● **WORK TO BE COMPLETED**: Wherever a line in the data holds the word "presenting", pull that line out.

═══ INPUT DATA ═══

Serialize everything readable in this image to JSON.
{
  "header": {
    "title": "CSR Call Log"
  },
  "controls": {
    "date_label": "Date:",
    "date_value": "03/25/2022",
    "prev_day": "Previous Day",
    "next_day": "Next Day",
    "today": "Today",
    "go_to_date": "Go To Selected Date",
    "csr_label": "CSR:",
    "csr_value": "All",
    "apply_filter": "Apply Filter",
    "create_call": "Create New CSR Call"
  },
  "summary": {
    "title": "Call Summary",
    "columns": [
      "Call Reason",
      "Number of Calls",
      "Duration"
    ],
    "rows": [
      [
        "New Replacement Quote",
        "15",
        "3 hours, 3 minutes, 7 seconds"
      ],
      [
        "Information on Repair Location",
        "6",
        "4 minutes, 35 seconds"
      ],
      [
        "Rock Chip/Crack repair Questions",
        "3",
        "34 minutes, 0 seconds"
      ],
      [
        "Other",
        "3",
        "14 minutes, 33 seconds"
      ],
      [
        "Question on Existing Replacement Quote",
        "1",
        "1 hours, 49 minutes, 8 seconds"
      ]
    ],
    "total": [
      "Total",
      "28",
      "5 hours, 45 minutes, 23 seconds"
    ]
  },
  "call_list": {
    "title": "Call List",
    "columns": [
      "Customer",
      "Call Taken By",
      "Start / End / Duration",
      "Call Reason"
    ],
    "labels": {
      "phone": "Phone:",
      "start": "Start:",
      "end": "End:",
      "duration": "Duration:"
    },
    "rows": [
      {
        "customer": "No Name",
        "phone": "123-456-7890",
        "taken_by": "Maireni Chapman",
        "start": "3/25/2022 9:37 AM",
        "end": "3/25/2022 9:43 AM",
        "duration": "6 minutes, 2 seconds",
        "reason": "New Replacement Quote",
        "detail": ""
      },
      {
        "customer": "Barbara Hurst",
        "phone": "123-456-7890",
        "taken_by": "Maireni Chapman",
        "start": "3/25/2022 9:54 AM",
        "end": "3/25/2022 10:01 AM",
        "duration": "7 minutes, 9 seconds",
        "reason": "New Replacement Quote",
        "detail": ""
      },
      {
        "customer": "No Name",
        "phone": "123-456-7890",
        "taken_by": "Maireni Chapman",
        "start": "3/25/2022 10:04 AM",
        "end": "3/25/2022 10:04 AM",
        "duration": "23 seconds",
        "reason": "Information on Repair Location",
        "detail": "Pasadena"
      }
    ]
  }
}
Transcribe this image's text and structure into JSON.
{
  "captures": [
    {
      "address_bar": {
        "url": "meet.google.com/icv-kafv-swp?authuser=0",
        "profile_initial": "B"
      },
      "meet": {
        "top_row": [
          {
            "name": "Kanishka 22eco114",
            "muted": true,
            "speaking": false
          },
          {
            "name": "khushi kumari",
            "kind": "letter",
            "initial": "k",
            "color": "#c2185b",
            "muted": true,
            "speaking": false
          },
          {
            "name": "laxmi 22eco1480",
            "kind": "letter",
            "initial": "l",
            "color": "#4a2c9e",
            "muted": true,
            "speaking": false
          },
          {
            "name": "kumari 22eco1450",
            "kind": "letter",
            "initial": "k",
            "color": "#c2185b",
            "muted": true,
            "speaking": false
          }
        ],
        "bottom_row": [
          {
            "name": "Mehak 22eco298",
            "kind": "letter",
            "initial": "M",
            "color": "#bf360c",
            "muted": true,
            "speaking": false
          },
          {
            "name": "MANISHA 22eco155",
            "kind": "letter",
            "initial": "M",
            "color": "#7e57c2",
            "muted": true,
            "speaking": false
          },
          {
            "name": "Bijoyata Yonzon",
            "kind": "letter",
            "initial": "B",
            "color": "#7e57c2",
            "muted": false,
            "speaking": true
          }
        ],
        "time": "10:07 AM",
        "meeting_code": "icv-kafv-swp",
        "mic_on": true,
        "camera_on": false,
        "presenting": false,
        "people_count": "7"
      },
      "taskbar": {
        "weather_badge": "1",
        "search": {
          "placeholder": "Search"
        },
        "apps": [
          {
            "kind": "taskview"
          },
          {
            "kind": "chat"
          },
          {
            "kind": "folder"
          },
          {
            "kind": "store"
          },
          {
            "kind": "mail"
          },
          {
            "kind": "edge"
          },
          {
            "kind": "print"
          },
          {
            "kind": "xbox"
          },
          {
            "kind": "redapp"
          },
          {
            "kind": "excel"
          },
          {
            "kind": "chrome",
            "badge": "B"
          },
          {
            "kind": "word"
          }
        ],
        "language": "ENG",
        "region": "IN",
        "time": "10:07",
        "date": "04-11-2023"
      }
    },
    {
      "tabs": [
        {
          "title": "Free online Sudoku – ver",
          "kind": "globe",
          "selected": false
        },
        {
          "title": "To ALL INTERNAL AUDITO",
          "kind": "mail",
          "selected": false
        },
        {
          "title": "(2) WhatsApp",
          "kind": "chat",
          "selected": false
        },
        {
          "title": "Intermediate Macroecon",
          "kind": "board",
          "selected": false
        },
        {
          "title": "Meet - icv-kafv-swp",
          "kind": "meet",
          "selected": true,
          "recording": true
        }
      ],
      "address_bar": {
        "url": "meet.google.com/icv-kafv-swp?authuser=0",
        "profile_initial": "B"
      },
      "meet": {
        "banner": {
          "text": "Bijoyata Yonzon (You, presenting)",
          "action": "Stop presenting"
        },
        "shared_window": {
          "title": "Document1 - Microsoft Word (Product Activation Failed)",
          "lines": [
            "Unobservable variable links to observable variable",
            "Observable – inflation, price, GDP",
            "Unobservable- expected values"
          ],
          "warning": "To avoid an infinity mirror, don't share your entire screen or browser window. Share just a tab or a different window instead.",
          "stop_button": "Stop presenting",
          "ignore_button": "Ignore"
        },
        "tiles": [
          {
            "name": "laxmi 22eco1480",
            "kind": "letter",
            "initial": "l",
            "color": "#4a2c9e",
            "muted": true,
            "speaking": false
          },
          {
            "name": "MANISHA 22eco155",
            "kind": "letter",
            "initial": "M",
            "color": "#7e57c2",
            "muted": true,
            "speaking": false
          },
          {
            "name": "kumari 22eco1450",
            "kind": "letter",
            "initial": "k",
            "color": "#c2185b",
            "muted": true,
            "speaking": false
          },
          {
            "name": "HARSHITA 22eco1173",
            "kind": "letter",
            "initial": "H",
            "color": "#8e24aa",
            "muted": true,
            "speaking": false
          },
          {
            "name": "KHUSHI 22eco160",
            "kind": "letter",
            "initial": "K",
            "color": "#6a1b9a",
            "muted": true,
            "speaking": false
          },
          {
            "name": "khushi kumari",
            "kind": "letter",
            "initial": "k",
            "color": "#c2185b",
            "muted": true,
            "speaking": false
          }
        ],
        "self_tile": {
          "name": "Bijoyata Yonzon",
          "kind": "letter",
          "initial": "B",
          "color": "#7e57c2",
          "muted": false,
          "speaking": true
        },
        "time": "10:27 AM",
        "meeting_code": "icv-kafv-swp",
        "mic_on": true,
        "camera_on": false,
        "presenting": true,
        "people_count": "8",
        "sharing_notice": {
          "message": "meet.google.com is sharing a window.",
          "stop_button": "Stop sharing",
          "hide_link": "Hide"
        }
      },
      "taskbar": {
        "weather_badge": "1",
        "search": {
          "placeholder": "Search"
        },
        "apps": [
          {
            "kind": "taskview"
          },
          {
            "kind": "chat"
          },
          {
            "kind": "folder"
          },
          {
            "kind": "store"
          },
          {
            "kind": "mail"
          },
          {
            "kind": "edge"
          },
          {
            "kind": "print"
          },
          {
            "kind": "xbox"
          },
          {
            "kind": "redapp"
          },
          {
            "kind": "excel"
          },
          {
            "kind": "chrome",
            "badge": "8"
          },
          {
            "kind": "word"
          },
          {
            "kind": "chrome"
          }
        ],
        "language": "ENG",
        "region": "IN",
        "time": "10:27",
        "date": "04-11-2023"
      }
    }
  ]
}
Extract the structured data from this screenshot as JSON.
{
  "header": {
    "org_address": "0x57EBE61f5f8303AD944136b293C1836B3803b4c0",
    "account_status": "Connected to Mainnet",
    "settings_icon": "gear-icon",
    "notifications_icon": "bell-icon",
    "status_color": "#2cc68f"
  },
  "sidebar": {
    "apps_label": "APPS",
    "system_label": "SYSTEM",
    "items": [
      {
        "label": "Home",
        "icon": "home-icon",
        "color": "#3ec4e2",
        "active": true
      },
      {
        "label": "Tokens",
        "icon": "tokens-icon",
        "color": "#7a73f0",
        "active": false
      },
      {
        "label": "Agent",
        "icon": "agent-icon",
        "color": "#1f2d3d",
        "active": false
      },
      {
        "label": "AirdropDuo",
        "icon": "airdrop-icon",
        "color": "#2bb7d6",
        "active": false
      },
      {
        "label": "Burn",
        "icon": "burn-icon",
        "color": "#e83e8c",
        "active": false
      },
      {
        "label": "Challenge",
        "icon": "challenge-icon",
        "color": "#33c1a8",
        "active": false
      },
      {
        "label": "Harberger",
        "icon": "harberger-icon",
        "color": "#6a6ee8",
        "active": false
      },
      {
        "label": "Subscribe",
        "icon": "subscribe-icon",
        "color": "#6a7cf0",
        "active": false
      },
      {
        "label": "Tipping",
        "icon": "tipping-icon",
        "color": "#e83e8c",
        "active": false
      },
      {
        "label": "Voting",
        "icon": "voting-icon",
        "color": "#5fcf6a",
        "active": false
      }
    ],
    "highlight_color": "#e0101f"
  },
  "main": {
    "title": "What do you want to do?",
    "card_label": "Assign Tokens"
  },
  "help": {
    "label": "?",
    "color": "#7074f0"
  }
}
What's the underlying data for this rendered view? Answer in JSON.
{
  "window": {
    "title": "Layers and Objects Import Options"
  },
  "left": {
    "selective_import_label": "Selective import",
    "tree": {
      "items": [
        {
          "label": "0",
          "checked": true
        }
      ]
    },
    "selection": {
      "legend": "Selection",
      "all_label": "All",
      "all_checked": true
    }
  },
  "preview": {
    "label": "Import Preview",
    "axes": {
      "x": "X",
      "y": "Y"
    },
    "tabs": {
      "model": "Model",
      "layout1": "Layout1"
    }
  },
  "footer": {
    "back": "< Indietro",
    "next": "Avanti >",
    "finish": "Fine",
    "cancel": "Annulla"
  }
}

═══

● **ANSWER BELOW**:
        "presenting": false,
          "text": "Bijoyata Yonzon (You, presenting)",
          "action": "Stop presenting"
          "stop_button": "Stop presenting",
        "presenting": true,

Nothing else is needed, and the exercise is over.